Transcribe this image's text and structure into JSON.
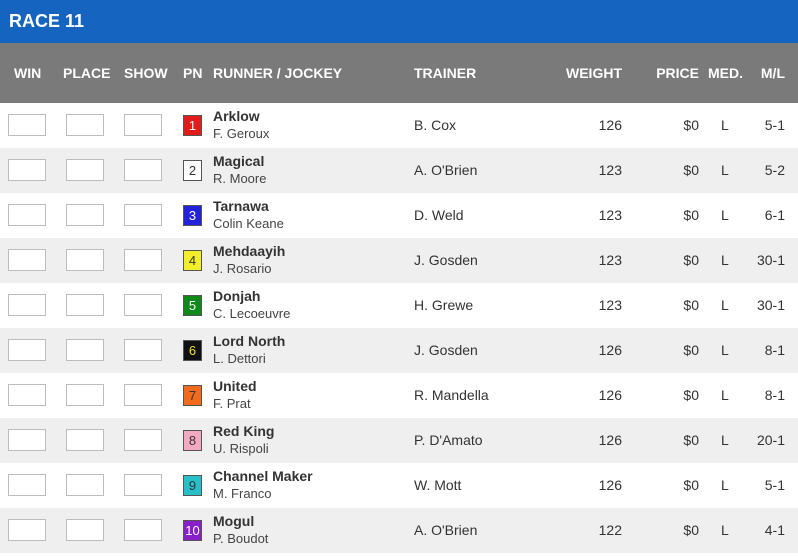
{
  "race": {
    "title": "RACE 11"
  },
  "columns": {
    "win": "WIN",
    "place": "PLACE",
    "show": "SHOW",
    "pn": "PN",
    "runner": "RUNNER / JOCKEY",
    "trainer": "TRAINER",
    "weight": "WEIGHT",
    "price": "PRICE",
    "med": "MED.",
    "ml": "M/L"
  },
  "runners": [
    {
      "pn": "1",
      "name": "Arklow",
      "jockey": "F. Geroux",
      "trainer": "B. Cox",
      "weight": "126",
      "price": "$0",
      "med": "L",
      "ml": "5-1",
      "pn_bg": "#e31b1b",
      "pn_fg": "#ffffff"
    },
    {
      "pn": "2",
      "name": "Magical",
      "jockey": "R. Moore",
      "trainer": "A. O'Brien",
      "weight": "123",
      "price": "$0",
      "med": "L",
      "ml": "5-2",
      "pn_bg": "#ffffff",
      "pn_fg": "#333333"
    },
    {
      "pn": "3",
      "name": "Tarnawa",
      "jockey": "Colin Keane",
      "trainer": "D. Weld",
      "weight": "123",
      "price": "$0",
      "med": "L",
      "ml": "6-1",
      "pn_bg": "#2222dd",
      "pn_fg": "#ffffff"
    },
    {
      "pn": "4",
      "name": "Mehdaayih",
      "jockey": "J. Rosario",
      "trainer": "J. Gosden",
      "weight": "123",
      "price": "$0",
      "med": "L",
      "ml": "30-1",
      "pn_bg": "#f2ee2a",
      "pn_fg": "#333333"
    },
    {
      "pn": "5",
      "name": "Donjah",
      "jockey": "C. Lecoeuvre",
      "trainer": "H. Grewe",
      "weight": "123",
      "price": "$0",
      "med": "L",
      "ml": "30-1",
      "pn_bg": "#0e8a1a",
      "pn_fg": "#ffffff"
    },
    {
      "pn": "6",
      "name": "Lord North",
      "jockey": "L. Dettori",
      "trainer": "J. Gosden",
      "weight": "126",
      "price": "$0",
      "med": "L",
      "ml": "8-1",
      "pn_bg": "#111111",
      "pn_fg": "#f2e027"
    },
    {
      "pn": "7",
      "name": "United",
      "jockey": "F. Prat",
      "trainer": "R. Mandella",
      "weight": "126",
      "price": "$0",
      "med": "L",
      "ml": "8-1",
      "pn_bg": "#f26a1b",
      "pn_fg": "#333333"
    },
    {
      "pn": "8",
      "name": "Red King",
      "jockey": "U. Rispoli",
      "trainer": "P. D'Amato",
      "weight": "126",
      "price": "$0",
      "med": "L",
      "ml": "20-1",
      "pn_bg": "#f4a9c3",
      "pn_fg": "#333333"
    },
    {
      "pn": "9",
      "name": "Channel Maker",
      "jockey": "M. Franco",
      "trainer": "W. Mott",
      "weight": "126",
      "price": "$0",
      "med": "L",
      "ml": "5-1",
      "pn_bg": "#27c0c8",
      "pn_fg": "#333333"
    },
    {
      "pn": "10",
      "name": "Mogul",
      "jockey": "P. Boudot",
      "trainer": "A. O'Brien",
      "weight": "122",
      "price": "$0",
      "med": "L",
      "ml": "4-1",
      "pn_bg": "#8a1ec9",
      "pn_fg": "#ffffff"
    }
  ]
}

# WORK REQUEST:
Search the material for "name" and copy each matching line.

# FINAL ANSWER:
      "name": "Arklow",
      "name": "Magical",
      "name": "Tarnawa",
      "name": "Mehdaayih",
      "name": "Donjah",
      "name": "Lord North",
      "name": "United",
      "name": "Red King",
      "name": "Channel Maker",
      "name": "Mogul",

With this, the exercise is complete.